The movie crept up on me. I mean I was enjoying it well enough to start with but in a slightly detached way. “Oh that bits good. Yes that’s good as well…” But gradually I was drawn in until I wasn’t so detached. I stopped thinking about it being a movie. Then towards the end there was a moment when I realised I was actually quite gripped in a sort of edge-of-my-seat way.

And the last moments of the movie… I can’t say what they are. But I obviously knew that the Rebels escaped with the Death Star plans because that’s how the original Star Wars starts. But even though I knew the outcome there is a desperation in those final scenes that I found almost unbearable to watch. That’s quite an accolade for director Gareth Edwards.

Taking a step back I think I like that Rogue One is standalone. There will be no sequels to Rogue One because the original Star Wars movie is already the sequel. Rogue One is constrained by being set during the days immediately preceding Episode IV and paradoxically that give the movie the freedom to expand on the already established details and characters. It’s not concerned with setting up other plot threads that will pay off later.

Whereas the sequel trilogy (i.e. Force Awakens onwards) which has the freedom of being open-ended is actually constrained by needing to construct the mythology of a new trilogy. The first movie isn’t allowed to have an ending. It can only try to raise some questions about the new characters that will I assume get answered somewhere down the line. And like I said earlier, it feels cartoony in comparison.

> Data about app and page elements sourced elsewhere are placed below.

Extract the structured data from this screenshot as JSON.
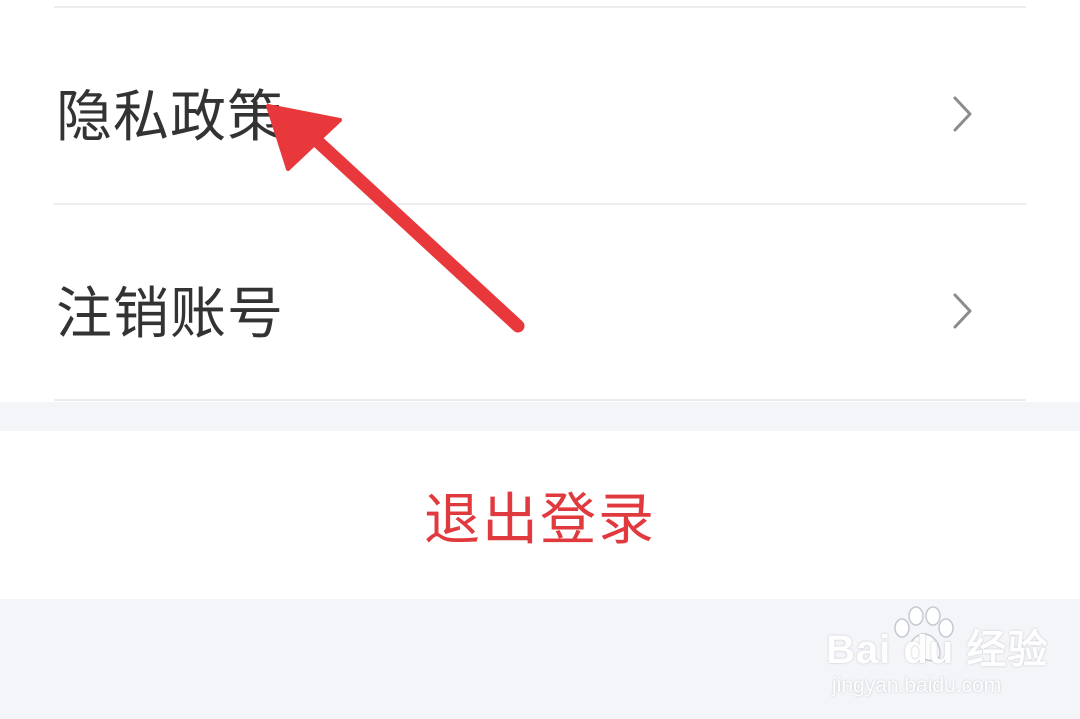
{
  "settings_menu": {
    "items": [
      {
        "label": "隐私政策",
        "icon": "chevron-right-icon"
      },
      {
        "label": "注销账号",
        "icon": "chevron-right-icon"
      }
    ]
  },
  "logout": {
    "label": "退出登录",
    "color": "#e0393e"
  },
  "annotation": {
    "type": "arrow",
    "color": "#e8383c",
    "points_to": "隐私政策"
  },
  "watermark": {
    "brand": "Bai du 经验",
    "url": "jingyan.baidu.com"
  },
  "colors": {
    "background": "#f4f5f9",
    "card": "#ffffff",
    "text": "#333333",
    "chevron": "#8c8c8c",
    "divider": "#ececf0"
  }
}
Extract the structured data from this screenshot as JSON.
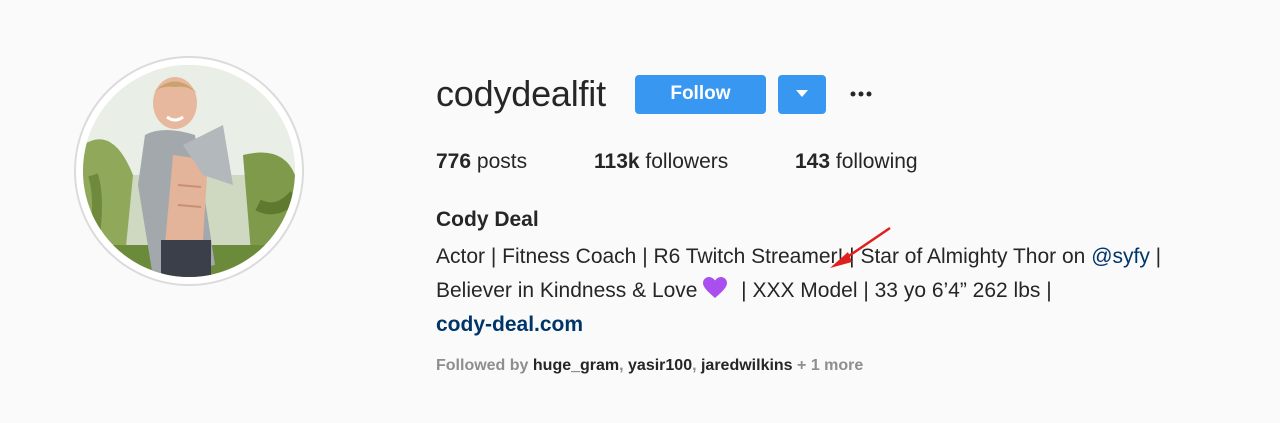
{
  "profile": {
    "username": "codydealfit",
    "full_name": "Cody Deal",
    "website": "cody-deal.com"
  },
  "actions": {
    "follow_label": "Follow",
    "more_icon": "more-horizontal-icon",
    "dropdown_icon": "caret-down-icon"
  },
  "stats": {
    "posts_count": "776",
    "posts_label": "posts",
    "followers_count": "113k",
    "followers_label": "followers",
    "following_count": "143",
    "following_label": "following"
  },
  "bio": {
    "line1_text": "Actor | Fitness Coach | R6 Twitch Streamer! | Star of Almighty Thor on ",
    "line1_mention": "@syfy",
    "line1_end": " |",
    "line2_start": "Believer in Kindness & Love ",
    "line2_end": " | XXX Model | 33 yo 6’4” 262 lbs |"
  },
  "followed_by": {
    "prefix": "Followed by ",
    "users": [
      "huge_gram",
      "yasir100",
      "jaredwilkins"
    ],
    "separator": ", ",
    "suffix": " + 1 more"
  },
  "colors": {
    "accent": "#3897f0",
    "link": "#003569",
    "annotation_arrow": "#e0201c",
    "heart": "#a94ff0"
  }
}
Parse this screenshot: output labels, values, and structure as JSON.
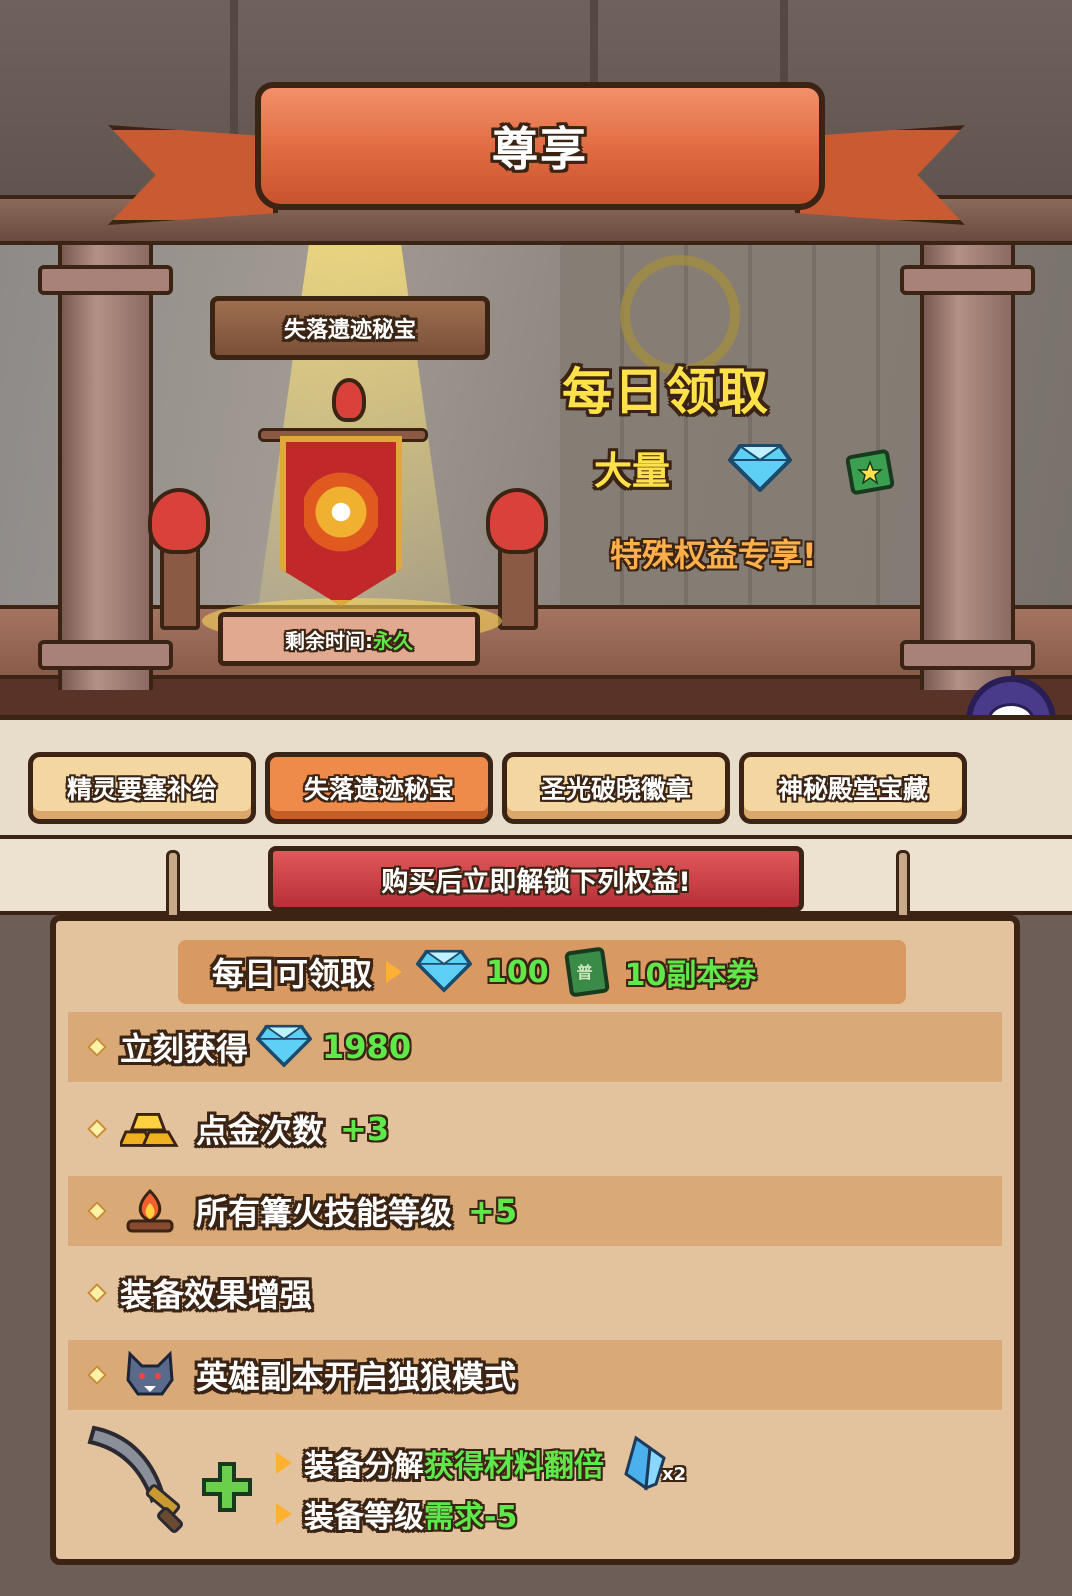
{
  "header": {
    "title": "尊享"
  },
  "showcase": {
    "pack_name": "失落遗迹秘宝",
    "remaining_label": "剩余时间:",
    "remaining_value": "永久",
    "promo_title": "每日领取",
    "promo_bulk": "大量",
    "promo_perk": "特殊权益专享!"
  },
  "tabs": [
    {
      "label": "精灵要塞补给",
      "active": false
    },
    {
      "label": "失落遗迹秘宝",
      "active": true
    },
    {
      "label": "圣光破晓徽章",
      "active": false
    },
    {
      "label": "神秘殿堂宝藏",
      "active": false
    }
  ],
  "benefits_banner": "购买后立即解锁下列权益!",
  "daily": {
    "label": "每日可领取",
    "gems": "100",
    "ticket_icon_text": "普",
    "tickets": "10副本券"
  },
  "rows": [
    {
      "label": "立刻获得",
      "value": "1980",
      "icon": "diamond-icon"
    },
    {
      "label": "点金次数",
      "value": "+3",
      "icon": "gold-bars-icon"
    },
    {
      "label": "所有篝火技能等级",
      "value": "+5",
      "icon": "campfire-icon"
    },
    {
      "label": "装备效果增强",
      "value": "",
      "icon": ""
    },
    {
      "label": "英雄副本开启独狼模式",
      "value": "",
      "icon": "wolf-icon"
    }
  ],
  "equipment": {
    "line1_prefix": "装备分解",
    "line1_highlight": "获得材料翻倍",
    "crystal_multiplier": "x2",
    "line2_prefix": "装备等级",
    "line2_highlight": "需求-5"
  },
  "colors": {
    "accent_orange": "#e06a40",
    "highlight_green": "#5ee84a",
    "highlight_yellow": "#ffe14a",
    "outline": "#3b2414"
  }
}
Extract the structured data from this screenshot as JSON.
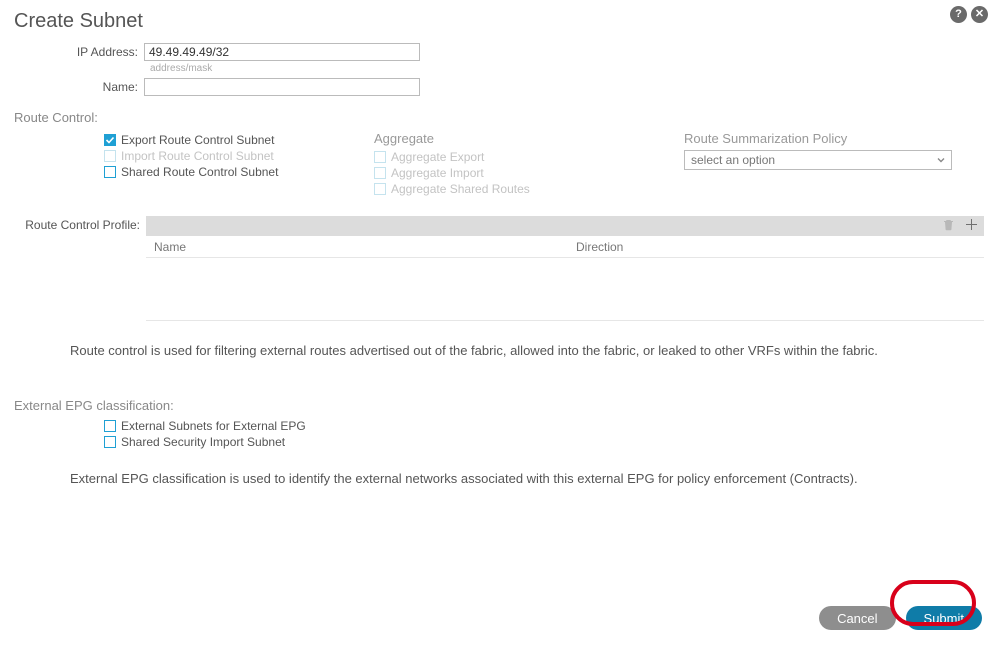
{
  "title": "Create Subnet",
  "header": {
    "help_glyph": "?",
    "close_glyph": "✕"
  },
  "fields": {
    "ip_label": "IP Address:",
    "ip_value": "49.49.49.49/32",
    "ip_hint": "address/mask",
    "name_label": "Name:",
    "name_value": ""
  },
  "route_control": {
    "title": "Route Control:",
    "checks": [
      {
        "label": "Export Route Control Subnet",
        "checked": true,
        "disabled": false
      },
      {
        "label": "Import Route Control Subnet",
        "checked": false,
        "disabled": true
      },
      {
        "label": "Shared Route Control Subnet",
        "checked": false,
        "disabled": false
      }
    ],
    "aggregate": {
      "title": "Aggregate",
      "checks": [
        {
          "label": "Aggregate Export",
          "checked": false,
          "disabled": true
        },
        {
          "label": "Aggregate Import",
          "checked": false,
          "disabled": true
        },
        {
          "label": "Aggregate Shared Routes",
          "checked": false,
          "disabled": true
        }
      ]
    },
    "summarization": {
      "title": "Route Summarization Policy",
      "selected": "select an option"
    },
    "profile": {
      "label": "Route Control Profile:",
      "columns": {
        "name": "Name",
        "direction": "Direction"
      }
    },
    "description": "Route control is used for filtering external routes advertised out of the fabric, allowed into the fabric, or leaked to other VRFs within the fabric."
  },
  "epg": {
    "title": "External EPG classification:",
    "checks": [
      {
        "label": "External Subnets for External EPG",
        "checked": false
      },
      {
        "label": "Shared Security Import Subnet",
        "checked": false
      }
    ],
    "description": "External EPG classification is used to identify the external networks associated with this external EPG for policy enforcement (Contracts)."
  },
  "footer": {
    "cancel": "Cancel",
    "submit": "Submit"
  }
}
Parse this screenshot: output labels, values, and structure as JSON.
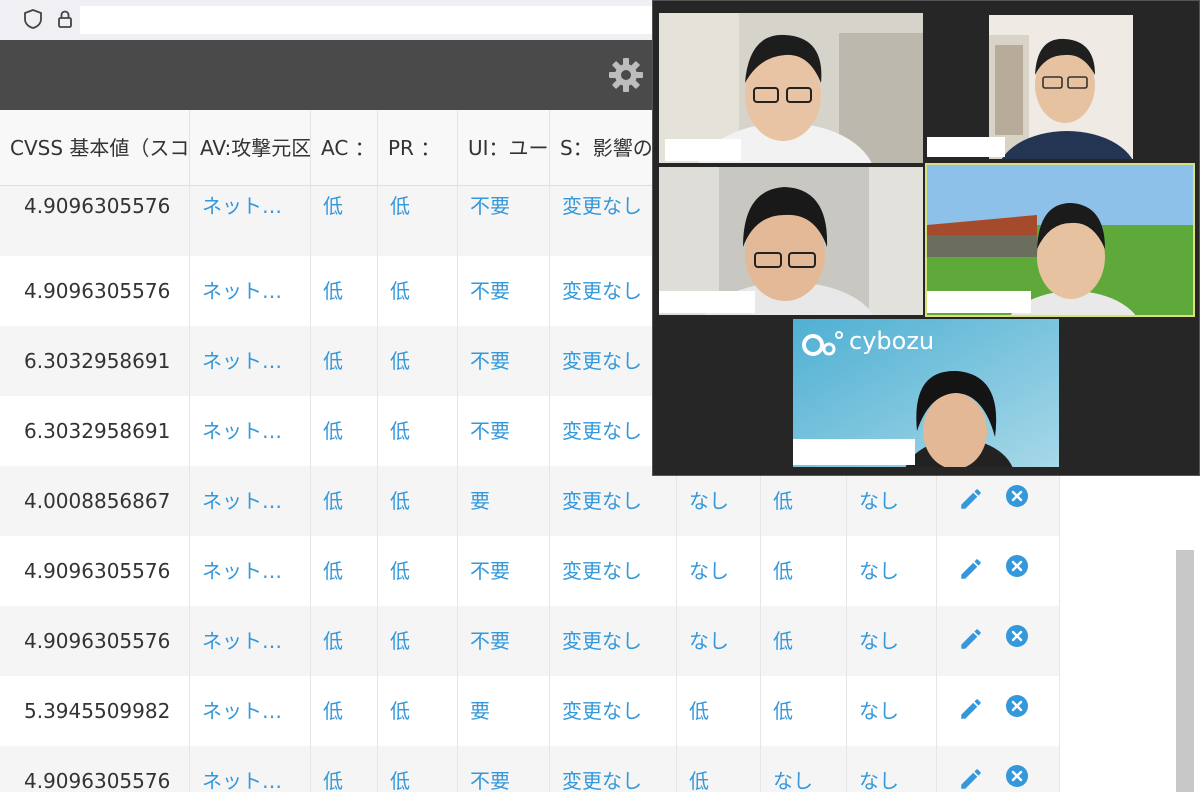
{
  "browser": {
    "icons": [
      "shield-icon",
      "lock-icon"
    ]
  },
  "header": {
    "icons": [
      "gear-icon"
    ]
  },
  "table": {
    "columns": [
      "CVSS 基本値（スコア）",
      "AV:攻撃元区分",
      "AC ：",
      "PR ：",
      "UI：ユーザ関与",
      "S：影響の想定範囲",
      "",
      "",
      "",
      ""
    ],
    "rows": [
      {
        "score": "4.9096305576",
        "av": "ネット…",
        "ac": "低",
        "pr": "低",
        "ui": "不要",
        "s": "変更なし",
        "c": "",
        "i": "",
        "a": ""
      },
      {
        "score": "4.9096305576",
        "av": "ネット…",
        "ac": "低",
        "pr": "低",
        "ui": "不要",
        "s": "変更なし",
        "c": "",
        "i": "",
        "a": ""
      },
      {
        "score": "6.3032958691",
        "av": "ネット…",
        "ac": "低",
        "pr": "低",
        "ui": "不要",
        "s": "変更なし",
        "c": "",
        "i": "",
        "a": ""
      },
      {
        "score": "6.3032958691",
        "av": "ネット…",
        "ac": "低",
        "pr": "低",
        "ui": "不要",
        "s": "変更なし",
        "c": "",
        "i": "",
        "a": ""
      },
      {
        "score": "4.0008856867",
        "av": "ネット…",
        "ac": "低",
        "pr": "低",
        "ui": "要",
        "s": "変更なし",
        "c": "なし",
        "i": "低",
        "a": "なし"
      },
      {
        "score": "4.9096305576",
        "av": "ネット…",
        "ac": "低",
        "pr": "低",
        "ui": "不要",
        "s": "変更なし",
        "c": "なし",
        "i": "低",
        "a": "なし"
      },
      {
        "score": "4.9096305576",
        "av": "ネット…",
        "ac": "低",
        "pr": "低",
        "ui": "不要",
        "s": "変更なし",
        "c": "なし",
        "i": "低",
        "a": "なし"
      },
      {
        "score": "5.3945509982",
        "av": "ネット…",
        "ac": "低",
        "pr": "低",
        "ui": "要",
        "s": "変更なし",
        "c": "低",
        "i": "低",
        "a": "なし"
      },
      {
        "score": "4.9096305576",
        "av": "ネット…",
        "ac": "低",
        "pr": "低",
        "ui": "不要",
        "s": "変更なし",
        "c": "低",
        "i": "なし",
        "a": "なし"
      }
    ],
    "row_actions": [
      "edit-pencil-icon",
      "delete-x-icon"
    ]
  },
  "video_call": {
    "logo_text": "cybozu",
    "participant_count": 5
  },
  "colors": {
    "link": "#3498db",
    "header_bg": "#4a4a4a",
    "overlay_bg": "#262626",
    "active_speaker_border": "#d8e27a"
  }
}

Where do I rank Rogue One? I’ll need to watch it a few more times. But certainly without doubt it is at least in the top four.